If men’s golf majors were the Beatles, The Masters and the Open Championship would be Lennon and McCartney, the U.S. Open would be George Harrison, and the PGA would be Ringo. The Players Championship would be Pete Best—close but failed to make the cut.

Don Cherry and Ron MacLean

Don Cherry and Ron MacLean

Nice to see two good Canadian boys, Donald S. Cherry and Ron MacLean, honored with a star on Canada’s Walk of Fame. Well deserved. Apparently, Grapes celebrated by tossing back a six pack of Molson Canadian while MacLean delivered a six pack of really bad puns.

Yo! Duane Forde and Rod Black! Zip your lips when the head skunk shirt is announcing penalties to the audience during CFL jousts. Nothing you two gas bags have to say is so important that it can’t wait five seconds.
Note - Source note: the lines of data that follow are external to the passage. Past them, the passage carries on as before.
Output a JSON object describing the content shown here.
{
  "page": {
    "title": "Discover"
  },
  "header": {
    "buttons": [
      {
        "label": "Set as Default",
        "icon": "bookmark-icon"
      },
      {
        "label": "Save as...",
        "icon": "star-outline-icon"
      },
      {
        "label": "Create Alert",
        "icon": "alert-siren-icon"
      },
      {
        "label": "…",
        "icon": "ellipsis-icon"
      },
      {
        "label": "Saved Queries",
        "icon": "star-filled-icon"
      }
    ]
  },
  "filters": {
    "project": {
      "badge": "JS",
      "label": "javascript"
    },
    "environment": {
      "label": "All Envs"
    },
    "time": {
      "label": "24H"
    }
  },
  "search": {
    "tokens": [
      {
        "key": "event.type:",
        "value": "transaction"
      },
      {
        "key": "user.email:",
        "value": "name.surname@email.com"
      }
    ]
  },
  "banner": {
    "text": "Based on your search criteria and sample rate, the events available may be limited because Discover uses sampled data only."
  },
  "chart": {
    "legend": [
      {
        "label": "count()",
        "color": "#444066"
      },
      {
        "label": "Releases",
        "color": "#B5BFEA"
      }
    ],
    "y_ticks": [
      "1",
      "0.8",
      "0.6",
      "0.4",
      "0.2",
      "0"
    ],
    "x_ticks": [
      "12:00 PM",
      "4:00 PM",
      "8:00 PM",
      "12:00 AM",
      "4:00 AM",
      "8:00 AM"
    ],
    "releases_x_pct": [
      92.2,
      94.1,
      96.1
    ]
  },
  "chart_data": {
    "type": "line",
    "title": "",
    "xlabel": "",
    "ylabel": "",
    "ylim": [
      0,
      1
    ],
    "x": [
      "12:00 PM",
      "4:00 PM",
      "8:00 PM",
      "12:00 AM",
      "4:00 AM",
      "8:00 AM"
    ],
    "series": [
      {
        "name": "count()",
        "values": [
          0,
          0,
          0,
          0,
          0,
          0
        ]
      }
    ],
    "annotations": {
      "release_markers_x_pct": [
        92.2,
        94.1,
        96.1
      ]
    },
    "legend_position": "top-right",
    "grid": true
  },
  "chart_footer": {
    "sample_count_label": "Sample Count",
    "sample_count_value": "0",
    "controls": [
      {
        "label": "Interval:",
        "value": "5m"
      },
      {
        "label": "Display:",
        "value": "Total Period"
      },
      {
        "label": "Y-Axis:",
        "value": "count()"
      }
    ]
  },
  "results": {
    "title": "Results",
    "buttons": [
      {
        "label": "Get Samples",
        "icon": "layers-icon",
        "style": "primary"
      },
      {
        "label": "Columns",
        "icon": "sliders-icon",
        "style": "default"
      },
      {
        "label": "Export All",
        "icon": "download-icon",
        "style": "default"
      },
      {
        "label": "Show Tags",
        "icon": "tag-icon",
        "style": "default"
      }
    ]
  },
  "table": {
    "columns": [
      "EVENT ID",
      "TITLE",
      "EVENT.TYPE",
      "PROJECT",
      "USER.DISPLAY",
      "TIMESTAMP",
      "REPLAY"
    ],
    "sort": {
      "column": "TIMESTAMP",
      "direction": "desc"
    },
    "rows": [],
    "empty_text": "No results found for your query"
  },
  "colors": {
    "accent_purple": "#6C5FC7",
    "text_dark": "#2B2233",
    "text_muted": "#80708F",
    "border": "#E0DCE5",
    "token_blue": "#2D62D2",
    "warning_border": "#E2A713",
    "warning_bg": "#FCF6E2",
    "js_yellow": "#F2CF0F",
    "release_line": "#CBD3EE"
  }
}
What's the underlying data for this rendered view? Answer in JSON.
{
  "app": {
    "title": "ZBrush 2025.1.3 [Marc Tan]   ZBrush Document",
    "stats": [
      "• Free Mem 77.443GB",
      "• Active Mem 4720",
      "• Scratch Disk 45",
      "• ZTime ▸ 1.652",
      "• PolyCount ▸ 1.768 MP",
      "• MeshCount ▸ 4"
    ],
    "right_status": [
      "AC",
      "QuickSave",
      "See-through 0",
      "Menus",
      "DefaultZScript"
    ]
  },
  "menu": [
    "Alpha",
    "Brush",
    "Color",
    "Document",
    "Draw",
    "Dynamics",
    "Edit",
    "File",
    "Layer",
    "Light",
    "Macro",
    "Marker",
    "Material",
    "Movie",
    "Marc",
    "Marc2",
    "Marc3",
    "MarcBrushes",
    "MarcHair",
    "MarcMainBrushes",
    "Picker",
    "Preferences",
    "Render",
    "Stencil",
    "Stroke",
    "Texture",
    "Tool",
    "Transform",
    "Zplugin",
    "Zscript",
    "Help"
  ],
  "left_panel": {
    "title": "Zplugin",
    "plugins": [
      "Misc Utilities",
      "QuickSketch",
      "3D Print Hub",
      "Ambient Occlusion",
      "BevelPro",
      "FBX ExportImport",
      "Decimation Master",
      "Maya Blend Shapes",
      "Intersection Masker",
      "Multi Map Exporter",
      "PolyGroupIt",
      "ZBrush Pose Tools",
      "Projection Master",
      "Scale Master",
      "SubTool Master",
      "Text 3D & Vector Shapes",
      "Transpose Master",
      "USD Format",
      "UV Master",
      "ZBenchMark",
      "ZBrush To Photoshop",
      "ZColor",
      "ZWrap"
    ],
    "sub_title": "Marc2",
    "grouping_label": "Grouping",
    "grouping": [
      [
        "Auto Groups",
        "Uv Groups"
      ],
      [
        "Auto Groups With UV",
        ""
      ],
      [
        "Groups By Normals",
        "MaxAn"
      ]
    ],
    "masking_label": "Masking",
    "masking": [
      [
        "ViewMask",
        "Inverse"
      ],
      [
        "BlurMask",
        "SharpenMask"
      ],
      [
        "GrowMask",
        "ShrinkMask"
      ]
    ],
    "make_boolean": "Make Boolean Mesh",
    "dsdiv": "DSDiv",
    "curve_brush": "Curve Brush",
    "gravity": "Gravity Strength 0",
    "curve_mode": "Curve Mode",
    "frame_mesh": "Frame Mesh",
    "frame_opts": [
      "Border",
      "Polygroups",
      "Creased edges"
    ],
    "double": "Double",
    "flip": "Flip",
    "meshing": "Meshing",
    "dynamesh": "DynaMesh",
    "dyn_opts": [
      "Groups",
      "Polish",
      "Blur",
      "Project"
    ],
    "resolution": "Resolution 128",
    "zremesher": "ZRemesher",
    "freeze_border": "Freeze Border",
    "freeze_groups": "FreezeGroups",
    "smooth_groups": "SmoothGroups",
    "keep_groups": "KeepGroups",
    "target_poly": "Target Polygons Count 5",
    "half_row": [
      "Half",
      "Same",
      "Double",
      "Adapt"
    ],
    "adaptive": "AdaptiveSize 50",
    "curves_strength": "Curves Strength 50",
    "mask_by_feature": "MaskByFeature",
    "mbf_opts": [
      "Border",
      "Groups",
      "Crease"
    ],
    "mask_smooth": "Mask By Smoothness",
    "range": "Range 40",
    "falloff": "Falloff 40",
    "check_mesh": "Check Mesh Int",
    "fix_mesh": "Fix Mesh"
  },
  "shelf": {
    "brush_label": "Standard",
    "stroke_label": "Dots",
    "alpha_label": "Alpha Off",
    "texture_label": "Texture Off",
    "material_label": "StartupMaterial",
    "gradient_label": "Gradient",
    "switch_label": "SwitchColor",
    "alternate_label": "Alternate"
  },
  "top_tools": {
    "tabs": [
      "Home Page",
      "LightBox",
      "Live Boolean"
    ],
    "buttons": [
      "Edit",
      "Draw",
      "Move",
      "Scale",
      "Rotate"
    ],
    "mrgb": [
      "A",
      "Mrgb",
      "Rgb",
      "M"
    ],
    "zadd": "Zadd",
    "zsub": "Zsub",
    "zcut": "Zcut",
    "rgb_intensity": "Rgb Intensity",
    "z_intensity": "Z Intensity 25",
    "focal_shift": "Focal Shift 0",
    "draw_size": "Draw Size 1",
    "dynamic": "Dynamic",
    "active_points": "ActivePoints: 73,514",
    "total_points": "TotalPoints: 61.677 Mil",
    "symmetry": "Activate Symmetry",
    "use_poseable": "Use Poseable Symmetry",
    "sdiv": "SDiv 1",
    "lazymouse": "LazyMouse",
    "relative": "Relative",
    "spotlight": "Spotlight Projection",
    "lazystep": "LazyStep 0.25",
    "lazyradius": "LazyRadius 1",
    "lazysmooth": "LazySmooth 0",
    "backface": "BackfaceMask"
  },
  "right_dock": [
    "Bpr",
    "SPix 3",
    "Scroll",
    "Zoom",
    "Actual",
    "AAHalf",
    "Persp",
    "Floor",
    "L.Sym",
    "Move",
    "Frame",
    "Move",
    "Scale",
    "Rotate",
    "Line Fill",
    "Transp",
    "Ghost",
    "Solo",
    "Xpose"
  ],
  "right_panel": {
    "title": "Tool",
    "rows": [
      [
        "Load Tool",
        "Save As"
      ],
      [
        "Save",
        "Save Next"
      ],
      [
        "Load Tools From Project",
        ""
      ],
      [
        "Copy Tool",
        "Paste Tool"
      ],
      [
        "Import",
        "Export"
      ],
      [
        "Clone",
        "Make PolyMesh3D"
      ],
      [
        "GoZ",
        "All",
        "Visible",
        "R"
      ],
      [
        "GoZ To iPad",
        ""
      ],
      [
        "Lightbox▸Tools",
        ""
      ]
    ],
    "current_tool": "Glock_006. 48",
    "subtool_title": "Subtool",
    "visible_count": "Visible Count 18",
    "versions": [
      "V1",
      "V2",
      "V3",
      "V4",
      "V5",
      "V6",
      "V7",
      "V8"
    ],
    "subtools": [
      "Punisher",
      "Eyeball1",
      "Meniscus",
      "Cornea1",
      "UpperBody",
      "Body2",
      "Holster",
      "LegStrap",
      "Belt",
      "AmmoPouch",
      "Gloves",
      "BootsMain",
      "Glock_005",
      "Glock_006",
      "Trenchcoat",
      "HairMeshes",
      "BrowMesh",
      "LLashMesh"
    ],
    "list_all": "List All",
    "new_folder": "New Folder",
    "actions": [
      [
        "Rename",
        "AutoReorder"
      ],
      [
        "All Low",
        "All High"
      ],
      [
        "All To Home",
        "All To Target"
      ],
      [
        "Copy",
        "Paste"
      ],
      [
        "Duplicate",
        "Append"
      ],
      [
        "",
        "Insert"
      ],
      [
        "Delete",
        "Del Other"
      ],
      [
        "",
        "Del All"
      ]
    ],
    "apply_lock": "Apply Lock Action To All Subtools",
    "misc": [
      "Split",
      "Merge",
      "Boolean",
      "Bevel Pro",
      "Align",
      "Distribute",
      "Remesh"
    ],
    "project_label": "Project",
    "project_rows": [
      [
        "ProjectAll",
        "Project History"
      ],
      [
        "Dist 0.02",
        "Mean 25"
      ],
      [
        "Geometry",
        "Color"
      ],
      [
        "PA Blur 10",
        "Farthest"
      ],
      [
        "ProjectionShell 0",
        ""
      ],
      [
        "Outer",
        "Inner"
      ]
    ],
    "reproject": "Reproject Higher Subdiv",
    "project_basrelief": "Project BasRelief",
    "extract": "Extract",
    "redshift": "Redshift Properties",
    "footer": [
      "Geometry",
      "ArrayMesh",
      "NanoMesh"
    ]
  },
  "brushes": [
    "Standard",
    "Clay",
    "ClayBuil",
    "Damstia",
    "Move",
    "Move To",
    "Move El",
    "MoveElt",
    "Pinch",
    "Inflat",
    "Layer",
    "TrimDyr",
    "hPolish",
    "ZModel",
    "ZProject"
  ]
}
It’s late July, the warmest day of the year where I hang my bonnet, I call up the Winnipeg Sun sports section and see a lengthy dissertation by Ken Wiebe on—wait for it—projected line combinations for the Winnipeg Jets? This is something I want to read during the dog days of summer? Whether Mark Scheifele is going to have Nikolaj Ehlers for a linemate or Patrick Laine once the National Hockey League season commences in mid-October? Cripes, man, that makes Say What?! in the Freep come across as Pulitzer Prize-worthy.

Speaking of things that don’t make sense, Toronto Blue Jays manager John Gibbons continues to hand the ball to R.A. Dickey. Why? Dickey is to the Jays’ starting pitching what Drew Willy is to the Blue Bombers’ quarterbacking.

Patti Dawn Swansson has been writing about Winnipeg sports for 45 years, longer than any living being. Do not, however, assume that to mean she harbors a wealth of sports knowledge or that she’s a jock journalist of award-winning loft. It simply means she is old and comfortable at a keyboard (although arthritic fingers sometimes make typing a bit of a chore) and she apparently doesn’t know when to quit. Or she can’t quit.
She is most proud of her Q Award, presented in 2012 for her scribblings about the LGBT community in Victoria, B.C., and her induction into the Manitoba Sportswriters & Sportscasters Association Media Roll of Honour in 2015.